● EXERCISE DIRECTIONS: Go through the entries below, tally each line that has the word "from", and give only the total.

--- DATA FOR THE TASK Enclosed Below ---

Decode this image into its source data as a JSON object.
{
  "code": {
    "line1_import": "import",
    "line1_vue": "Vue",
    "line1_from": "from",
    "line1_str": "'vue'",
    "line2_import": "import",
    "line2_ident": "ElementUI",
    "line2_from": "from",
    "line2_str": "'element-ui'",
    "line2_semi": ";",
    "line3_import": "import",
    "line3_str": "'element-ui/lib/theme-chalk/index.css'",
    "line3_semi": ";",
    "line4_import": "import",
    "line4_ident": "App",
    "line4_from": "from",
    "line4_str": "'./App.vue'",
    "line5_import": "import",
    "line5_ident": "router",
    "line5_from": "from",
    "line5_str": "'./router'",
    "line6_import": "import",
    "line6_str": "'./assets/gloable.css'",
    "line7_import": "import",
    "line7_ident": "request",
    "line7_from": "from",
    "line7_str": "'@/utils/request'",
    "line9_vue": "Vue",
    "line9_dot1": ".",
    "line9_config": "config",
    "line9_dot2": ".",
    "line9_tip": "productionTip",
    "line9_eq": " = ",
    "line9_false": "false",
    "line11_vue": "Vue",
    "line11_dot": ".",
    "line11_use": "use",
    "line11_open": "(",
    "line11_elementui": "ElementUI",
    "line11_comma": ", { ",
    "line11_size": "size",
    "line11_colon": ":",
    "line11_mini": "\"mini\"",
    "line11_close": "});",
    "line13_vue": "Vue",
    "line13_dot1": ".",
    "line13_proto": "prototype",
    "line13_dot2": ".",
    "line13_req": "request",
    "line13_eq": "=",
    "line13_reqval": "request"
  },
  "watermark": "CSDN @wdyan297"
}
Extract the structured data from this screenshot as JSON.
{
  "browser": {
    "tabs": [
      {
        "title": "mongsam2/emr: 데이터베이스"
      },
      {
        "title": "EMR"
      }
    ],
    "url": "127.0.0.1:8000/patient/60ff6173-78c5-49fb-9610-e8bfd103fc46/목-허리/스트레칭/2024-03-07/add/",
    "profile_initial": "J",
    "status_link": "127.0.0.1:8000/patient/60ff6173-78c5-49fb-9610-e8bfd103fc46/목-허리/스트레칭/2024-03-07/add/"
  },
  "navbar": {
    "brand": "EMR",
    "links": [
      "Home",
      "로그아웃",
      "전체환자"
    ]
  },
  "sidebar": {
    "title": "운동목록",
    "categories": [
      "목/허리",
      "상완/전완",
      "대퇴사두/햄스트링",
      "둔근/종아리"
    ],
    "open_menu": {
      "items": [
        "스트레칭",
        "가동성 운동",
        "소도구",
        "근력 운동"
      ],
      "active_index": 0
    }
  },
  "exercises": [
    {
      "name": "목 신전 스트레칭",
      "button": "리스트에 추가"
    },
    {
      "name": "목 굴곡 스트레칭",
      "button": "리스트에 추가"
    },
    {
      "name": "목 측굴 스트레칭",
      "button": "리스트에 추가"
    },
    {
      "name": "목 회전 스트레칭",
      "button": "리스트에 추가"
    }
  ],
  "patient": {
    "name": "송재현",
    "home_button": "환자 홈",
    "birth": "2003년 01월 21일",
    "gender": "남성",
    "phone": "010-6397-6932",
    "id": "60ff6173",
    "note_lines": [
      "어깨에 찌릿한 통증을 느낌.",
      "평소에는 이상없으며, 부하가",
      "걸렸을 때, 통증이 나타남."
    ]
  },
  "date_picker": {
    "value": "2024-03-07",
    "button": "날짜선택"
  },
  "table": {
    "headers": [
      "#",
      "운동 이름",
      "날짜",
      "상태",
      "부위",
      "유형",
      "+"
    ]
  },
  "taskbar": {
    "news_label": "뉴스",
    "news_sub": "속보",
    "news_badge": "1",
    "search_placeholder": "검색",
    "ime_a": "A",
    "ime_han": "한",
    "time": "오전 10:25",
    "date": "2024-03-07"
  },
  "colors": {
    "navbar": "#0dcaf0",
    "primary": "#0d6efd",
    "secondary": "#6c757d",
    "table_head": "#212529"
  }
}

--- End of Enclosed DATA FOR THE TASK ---

● SOLUTION TO THIS EXERCISE: 6